In 1727 the Beeld-snyders Kunst-kabinet was published in Amsterdam. This set of ninety etchings by Matthijs Pool (1676-1740) depicts sixty-nine mainly ivory sculptures and reliefs by Francis van Bossuit (1635?-1692), a carver from Brussels who worked in Italy and in Amsterdam. Pool did not create the etchings from direct observation of the sculptures but after drawings by Barend Graat (1628-1709). Three centuries since its creation this intriguing print series still functions as a work of reference for art dealers, auction houses and collectors.
Over forty of the illustrated sculptures can now be traced or documented, in some cases as copies or later falsifications. The sculptures and prints help us visualize how Van Bossuit, inspired by famous works of art in Rome, influenced Dutch classicist painting at the end of the seventeenth century. Van Bossuit’s small group of cabinet sculptures inspired by famous antique statues and paintings and sculptures of the Italian renaissance and baroque, exerted a key influence on Dutch art. Artists like Willem van Mieris, Barend Graat en Nicolaas Verkolje appear to have adopted Van Bossuit’s poses, figures and compositions. Moreover, Barend Graat and Willem van Mieris inspired other artists when they passed the classicist idiom to the next generation at their respective drawing academies in Amsterdam and Leiden.

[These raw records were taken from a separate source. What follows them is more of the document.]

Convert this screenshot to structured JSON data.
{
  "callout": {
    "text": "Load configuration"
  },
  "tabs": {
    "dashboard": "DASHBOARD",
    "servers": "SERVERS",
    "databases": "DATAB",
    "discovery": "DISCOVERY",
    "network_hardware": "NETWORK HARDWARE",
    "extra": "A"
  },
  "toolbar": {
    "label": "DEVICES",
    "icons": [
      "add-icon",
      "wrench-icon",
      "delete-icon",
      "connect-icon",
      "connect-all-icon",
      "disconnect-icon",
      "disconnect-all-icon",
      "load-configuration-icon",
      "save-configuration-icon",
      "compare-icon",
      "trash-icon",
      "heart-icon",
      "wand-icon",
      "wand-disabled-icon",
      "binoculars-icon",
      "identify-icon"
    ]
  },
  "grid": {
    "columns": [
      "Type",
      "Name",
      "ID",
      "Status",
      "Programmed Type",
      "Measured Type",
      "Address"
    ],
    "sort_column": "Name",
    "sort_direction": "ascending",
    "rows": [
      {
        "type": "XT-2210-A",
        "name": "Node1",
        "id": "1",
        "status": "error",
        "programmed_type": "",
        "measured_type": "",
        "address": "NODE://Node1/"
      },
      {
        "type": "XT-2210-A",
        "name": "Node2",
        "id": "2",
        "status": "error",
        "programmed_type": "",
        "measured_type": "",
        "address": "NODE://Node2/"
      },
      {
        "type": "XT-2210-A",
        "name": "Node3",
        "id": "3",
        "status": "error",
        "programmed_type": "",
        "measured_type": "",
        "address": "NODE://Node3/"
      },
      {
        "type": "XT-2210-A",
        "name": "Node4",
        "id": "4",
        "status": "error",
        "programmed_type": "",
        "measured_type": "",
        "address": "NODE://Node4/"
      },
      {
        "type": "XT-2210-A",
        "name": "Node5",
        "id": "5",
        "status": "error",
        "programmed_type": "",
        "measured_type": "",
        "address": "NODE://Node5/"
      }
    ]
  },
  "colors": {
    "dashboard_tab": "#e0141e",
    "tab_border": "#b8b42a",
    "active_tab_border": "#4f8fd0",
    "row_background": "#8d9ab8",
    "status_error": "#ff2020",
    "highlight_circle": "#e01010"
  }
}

Matthijs Pool, etcher, printer and publisher of the Beeld-snyders Kunst-kabinet and son-in-law of Barend Graat gave his etchings a pictorial turn compared to the drawings, making the Kabinet also an artists’ model book. The popularity of Van Bossuit’s works with collectors, professional artists and amateur draughtsmen justified this initiative. Nevertheless the interest in this type of classicism waned in the 1720’s, so the prints did not play a major role in the arts after 1727, but are still seen as an important work of reference and as a major source for this research project.